## [Entries supplied]
++++++++
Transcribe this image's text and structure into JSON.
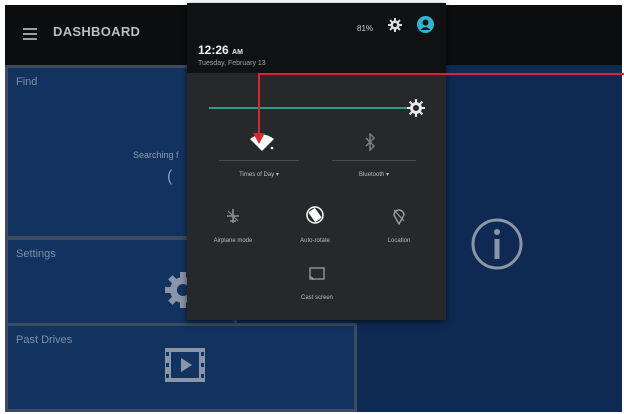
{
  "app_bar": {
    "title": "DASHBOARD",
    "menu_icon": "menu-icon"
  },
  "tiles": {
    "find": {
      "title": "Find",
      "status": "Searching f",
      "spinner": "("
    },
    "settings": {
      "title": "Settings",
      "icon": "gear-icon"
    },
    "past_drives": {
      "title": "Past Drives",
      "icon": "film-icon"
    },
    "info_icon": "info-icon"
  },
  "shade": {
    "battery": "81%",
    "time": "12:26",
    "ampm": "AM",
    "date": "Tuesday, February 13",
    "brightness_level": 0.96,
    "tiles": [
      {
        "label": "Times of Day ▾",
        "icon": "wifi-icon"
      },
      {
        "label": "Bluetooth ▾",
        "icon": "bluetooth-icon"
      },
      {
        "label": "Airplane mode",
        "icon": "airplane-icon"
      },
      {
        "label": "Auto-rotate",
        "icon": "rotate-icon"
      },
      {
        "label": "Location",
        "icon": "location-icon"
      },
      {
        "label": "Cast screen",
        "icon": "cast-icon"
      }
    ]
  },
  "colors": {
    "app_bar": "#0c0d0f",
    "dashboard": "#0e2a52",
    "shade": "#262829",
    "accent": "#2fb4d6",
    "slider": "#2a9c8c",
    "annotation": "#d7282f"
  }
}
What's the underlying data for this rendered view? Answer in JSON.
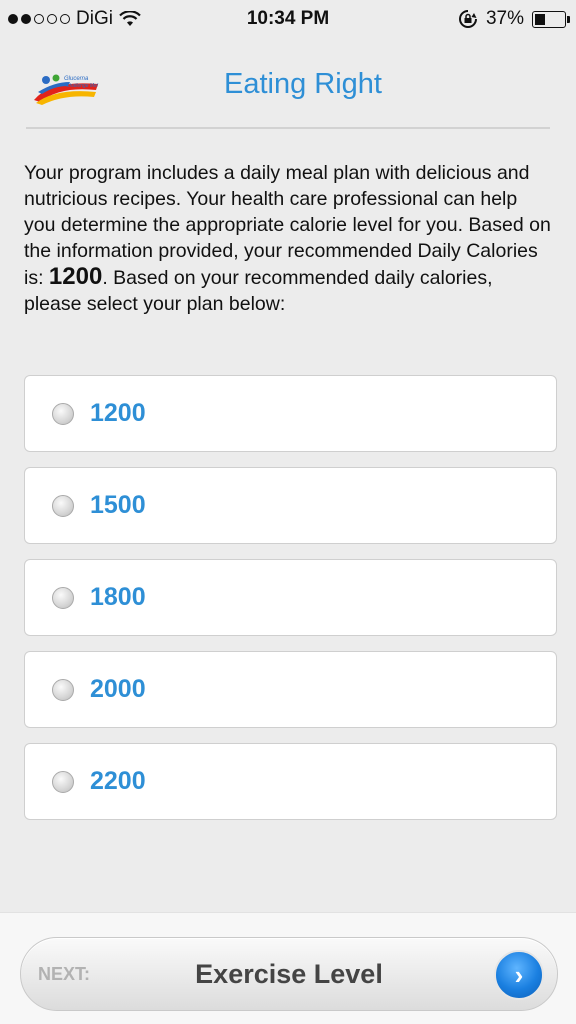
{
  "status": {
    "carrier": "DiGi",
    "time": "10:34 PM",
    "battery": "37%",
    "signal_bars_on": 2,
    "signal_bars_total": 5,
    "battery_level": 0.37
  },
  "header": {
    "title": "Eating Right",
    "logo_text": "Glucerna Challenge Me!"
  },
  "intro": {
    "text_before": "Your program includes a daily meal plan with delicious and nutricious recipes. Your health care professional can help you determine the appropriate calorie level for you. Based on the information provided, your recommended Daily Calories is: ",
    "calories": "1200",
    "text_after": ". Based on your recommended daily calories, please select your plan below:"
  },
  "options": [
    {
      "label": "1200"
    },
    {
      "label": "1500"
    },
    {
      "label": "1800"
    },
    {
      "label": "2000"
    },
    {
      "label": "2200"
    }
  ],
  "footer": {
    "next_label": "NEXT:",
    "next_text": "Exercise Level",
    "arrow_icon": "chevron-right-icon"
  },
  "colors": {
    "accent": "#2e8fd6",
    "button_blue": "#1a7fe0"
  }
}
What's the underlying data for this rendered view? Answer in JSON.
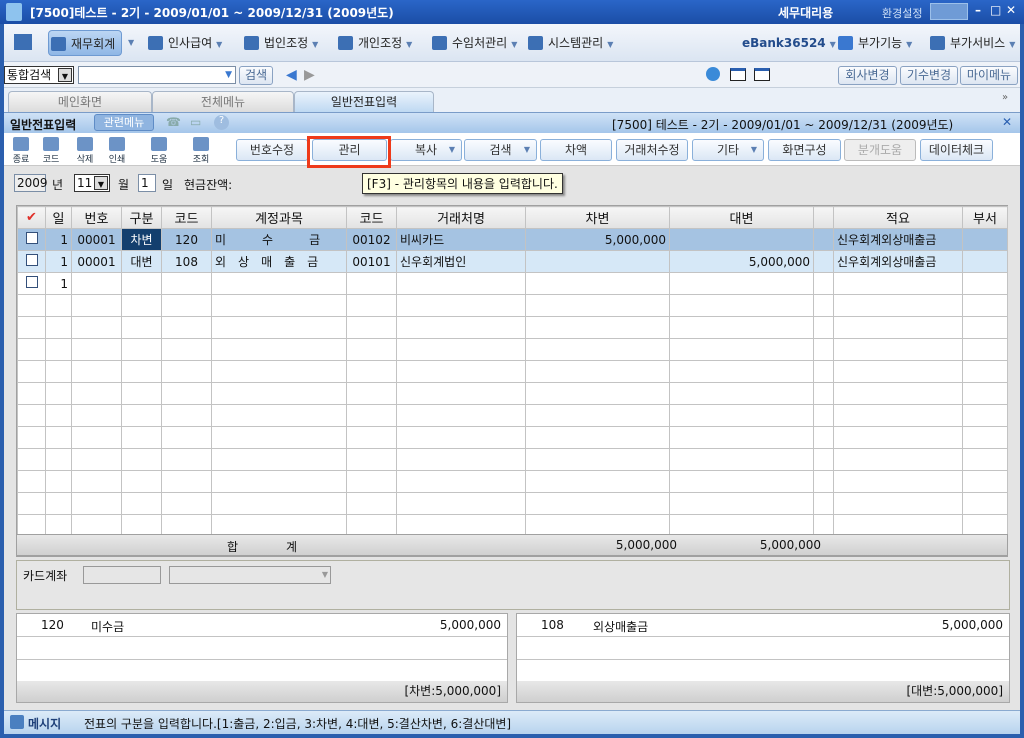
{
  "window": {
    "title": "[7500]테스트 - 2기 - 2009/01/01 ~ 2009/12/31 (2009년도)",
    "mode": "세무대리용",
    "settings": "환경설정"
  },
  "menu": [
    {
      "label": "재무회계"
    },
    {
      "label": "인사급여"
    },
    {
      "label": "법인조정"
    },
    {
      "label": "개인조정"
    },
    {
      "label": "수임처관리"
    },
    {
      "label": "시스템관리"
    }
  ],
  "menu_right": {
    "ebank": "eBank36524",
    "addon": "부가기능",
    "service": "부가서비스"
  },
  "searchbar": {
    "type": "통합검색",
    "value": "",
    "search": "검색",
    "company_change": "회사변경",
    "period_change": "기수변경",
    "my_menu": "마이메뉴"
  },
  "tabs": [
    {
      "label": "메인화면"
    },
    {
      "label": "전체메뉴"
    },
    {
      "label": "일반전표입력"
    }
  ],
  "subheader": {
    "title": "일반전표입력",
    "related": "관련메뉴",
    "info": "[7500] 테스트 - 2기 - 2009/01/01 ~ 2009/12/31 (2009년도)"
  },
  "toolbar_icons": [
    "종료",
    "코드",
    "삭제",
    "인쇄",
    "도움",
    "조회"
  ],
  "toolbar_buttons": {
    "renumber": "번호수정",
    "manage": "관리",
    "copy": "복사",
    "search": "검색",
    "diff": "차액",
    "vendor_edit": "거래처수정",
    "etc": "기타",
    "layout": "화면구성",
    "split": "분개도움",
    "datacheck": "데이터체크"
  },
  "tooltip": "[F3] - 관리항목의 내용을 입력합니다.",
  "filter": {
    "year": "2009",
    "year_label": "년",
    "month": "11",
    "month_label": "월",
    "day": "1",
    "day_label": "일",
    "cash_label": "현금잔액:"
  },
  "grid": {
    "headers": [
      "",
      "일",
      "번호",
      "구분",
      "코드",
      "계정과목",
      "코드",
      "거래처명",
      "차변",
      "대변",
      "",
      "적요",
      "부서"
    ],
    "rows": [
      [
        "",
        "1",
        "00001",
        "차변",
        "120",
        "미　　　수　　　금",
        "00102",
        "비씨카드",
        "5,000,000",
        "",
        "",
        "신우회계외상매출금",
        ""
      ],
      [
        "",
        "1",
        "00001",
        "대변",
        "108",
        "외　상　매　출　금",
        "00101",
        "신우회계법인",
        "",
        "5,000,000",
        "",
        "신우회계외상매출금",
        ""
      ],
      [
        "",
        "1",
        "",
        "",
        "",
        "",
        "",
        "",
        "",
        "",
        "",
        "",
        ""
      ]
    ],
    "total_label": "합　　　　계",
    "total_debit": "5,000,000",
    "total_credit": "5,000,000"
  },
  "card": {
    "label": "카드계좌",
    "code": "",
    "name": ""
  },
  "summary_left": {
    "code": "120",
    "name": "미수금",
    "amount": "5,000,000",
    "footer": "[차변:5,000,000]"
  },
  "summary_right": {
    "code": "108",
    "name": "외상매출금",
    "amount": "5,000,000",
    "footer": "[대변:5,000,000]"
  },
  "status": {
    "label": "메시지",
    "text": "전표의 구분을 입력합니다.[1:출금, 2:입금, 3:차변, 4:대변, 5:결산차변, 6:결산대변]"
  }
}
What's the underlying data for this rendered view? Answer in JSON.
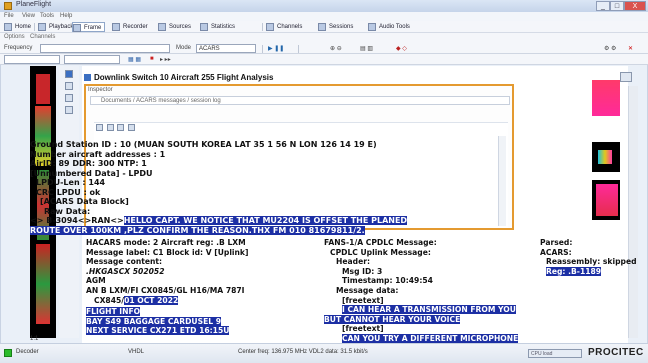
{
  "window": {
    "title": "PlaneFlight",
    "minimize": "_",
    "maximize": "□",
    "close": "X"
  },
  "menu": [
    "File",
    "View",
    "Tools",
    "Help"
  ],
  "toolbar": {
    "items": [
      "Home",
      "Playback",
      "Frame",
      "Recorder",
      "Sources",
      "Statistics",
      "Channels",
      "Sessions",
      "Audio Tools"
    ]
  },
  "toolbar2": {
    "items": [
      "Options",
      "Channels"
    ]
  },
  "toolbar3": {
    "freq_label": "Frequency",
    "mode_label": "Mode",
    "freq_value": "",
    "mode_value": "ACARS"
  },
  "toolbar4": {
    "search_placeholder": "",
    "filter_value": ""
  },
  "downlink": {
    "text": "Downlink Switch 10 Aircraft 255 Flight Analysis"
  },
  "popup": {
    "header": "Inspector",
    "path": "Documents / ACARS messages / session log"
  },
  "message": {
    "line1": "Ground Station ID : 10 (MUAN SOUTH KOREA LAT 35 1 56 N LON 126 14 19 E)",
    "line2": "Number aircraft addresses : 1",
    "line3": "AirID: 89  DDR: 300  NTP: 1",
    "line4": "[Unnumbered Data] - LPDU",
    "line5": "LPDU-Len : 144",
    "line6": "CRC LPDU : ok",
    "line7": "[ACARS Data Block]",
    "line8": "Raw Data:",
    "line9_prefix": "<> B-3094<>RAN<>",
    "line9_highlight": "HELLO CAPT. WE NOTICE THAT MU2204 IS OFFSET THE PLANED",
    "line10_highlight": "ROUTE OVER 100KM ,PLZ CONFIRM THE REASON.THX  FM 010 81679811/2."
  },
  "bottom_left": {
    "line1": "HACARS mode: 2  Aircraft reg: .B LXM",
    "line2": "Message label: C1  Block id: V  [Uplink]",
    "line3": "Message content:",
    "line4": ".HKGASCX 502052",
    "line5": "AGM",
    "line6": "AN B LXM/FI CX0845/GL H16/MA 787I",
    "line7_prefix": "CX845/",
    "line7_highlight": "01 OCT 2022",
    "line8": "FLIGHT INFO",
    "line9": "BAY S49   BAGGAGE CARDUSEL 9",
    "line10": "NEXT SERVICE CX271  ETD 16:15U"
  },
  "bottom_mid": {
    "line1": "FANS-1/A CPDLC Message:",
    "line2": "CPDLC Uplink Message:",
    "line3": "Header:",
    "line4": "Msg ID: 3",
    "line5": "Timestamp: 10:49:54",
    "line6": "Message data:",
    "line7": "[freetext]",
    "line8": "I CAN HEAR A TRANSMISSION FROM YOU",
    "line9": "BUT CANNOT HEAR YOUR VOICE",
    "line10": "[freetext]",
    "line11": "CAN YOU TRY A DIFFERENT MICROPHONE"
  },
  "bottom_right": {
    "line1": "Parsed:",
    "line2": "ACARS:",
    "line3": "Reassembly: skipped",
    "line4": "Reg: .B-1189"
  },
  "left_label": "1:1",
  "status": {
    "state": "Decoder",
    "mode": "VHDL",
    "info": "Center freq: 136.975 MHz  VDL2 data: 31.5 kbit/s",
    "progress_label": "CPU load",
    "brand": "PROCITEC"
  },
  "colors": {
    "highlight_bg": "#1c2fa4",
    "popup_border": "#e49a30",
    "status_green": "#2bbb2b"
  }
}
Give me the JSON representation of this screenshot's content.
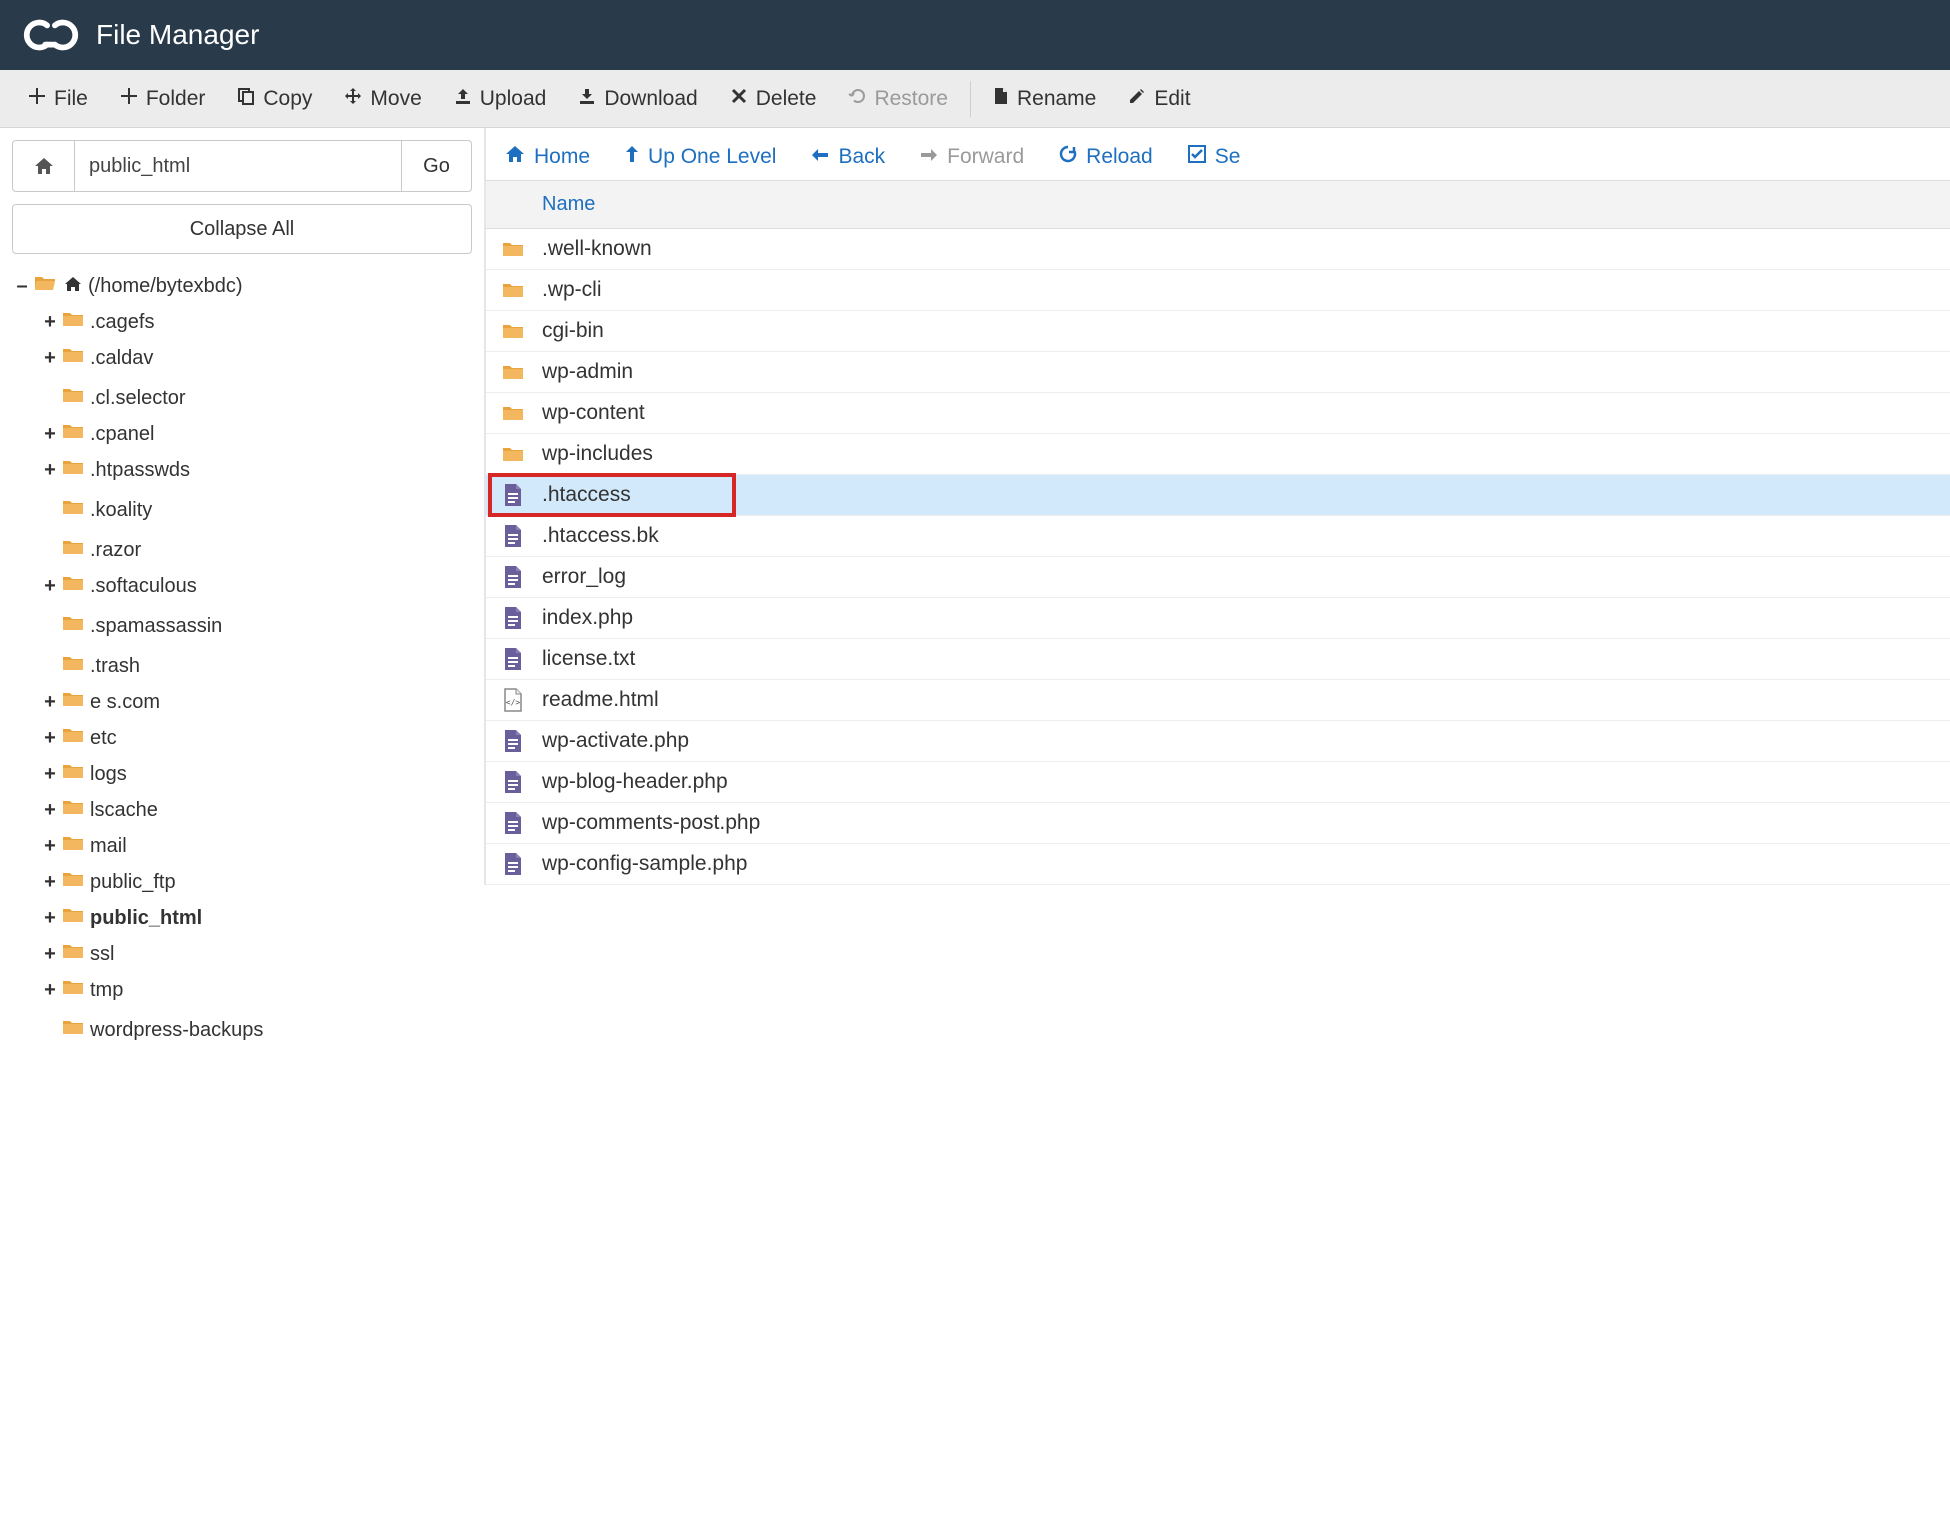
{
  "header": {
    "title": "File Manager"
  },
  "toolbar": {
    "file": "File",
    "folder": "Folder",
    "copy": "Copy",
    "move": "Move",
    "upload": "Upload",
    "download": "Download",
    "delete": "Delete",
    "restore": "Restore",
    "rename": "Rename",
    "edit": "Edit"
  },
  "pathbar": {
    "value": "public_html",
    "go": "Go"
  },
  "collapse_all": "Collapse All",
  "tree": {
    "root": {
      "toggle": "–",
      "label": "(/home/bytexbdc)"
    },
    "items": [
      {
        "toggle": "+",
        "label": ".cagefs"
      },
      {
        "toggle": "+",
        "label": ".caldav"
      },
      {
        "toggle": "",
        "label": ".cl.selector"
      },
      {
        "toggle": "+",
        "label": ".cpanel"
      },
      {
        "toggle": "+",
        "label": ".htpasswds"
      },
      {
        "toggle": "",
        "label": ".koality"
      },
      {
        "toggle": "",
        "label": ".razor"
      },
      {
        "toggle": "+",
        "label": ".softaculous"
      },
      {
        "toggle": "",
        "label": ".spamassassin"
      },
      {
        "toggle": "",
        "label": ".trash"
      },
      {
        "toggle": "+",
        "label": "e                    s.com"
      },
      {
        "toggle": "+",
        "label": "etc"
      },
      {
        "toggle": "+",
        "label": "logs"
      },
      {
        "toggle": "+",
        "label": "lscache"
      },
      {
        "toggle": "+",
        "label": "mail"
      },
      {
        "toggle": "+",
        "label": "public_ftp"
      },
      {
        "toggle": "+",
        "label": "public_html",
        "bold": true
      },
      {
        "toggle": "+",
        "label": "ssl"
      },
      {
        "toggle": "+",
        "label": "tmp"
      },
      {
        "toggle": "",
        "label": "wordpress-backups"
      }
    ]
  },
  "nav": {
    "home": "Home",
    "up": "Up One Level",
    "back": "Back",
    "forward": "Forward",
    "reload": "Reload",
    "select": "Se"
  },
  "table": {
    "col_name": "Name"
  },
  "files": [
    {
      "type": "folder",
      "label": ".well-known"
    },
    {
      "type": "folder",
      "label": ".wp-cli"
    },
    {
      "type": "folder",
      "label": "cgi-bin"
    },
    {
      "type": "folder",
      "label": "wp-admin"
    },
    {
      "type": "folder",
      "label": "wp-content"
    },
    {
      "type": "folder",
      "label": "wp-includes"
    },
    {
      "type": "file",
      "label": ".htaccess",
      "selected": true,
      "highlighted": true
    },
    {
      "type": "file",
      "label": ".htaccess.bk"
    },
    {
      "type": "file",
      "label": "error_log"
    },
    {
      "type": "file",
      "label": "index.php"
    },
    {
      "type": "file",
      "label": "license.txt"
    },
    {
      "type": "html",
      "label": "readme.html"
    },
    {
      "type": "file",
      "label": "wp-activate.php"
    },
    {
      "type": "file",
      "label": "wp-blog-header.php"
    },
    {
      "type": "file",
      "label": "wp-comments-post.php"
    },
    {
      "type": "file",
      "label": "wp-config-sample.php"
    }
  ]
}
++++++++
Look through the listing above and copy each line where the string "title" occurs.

    "title": "DASHBOARD",
      "title": "Find",
      "title": "Settings",
      "title": "Past Drives",
    "title": "Eating Right",
    "title": "[7500]테스트 - 2기 - 2009/01/01 ~ 2009/12/31 (2009년도)",
    "title": "일반전표입력",
    "title": "PlaneFlight",
    "title": "File Manager"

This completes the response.